• [WORK REQUEST]: What lines of the data below hold the string "this"? Copy each one.

• [DATA PROVIDED]:
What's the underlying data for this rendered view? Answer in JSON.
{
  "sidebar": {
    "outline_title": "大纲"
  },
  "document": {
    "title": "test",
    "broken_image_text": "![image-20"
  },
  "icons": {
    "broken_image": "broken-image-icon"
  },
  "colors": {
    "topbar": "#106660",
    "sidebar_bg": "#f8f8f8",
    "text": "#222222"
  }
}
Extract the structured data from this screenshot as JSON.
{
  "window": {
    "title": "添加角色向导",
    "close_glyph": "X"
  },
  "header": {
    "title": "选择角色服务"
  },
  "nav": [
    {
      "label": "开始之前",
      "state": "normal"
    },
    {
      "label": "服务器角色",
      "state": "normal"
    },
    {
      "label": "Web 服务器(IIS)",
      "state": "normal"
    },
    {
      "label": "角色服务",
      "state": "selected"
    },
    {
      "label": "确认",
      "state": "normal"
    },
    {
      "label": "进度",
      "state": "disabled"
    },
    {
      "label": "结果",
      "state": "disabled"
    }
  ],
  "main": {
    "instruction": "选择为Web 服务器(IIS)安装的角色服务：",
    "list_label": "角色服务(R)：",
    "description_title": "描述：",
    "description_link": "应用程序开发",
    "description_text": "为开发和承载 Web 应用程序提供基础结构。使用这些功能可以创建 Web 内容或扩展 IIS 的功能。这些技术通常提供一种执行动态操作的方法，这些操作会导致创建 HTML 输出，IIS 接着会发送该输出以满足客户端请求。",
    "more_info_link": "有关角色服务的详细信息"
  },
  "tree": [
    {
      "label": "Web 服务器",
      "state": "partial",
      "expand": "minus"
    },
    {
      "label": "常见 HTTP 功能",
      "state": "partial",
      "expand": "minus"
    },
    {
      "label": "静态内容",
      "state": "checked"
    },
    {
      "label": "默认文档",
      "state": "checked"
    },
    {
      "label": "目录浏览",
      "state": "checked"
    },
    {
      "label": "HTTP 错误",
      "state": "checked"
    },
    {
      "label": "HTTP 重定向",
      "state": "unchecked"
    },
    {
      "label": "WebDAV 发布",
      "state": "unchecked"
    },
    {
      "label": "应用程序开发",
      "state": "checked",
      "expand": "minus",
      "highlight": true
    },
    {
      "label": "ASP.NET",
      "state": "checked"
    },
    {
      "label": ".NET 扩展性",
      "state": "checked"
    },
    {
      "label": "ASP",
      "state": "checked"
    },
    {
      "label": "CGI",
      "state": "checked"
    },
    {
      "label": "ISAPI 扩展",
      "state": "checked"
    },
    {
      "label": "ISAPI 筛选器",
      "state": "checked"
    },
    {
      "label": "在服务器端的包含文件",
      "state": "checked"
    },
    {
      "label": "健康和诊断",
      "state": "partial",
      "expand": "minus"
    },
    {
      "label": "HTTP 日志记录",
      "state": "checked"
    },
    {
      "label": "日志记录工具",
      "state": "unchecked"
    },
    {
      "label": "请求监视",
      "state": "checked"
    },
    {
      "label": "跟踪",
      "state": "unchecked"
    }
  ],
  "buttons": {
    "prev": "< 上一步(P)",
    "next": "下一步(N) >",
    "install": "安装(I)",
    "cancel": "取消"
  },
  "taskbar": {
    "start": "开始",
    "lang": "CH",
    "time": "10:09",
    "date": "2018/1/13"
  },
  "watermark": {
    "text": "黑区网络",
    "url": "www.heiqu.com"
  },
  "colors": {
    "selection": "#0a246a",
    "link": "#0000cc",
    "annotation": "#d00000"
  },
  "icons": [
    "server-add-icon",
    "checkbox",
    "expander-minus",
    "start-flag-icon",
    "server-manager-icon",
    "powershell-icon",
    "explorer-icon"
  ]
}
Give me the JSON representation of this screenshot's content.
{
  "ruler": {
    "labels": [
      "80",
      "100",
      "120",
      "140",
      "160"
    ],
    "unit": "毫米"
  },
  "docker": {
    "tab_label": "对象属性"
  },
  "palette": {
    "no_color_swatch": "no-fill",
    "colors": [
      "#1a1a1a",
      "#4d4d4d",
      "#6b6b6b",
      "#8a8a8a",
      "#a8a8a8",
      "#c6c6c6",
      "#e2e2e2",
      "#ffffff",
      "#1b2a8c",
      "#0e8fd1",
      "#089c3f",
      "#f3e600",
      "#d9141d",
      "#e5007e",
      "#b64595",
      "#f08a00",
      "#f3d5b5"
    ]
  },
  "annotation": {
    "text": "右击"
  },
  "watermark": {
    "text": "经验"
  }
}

• [YOUR RESPONSE]:
What's the underlying data for this rendered view? Answer in JSON.
Extract the structured data from this screenshot as JSON.
Give me the JSON representation of this screenshot's content.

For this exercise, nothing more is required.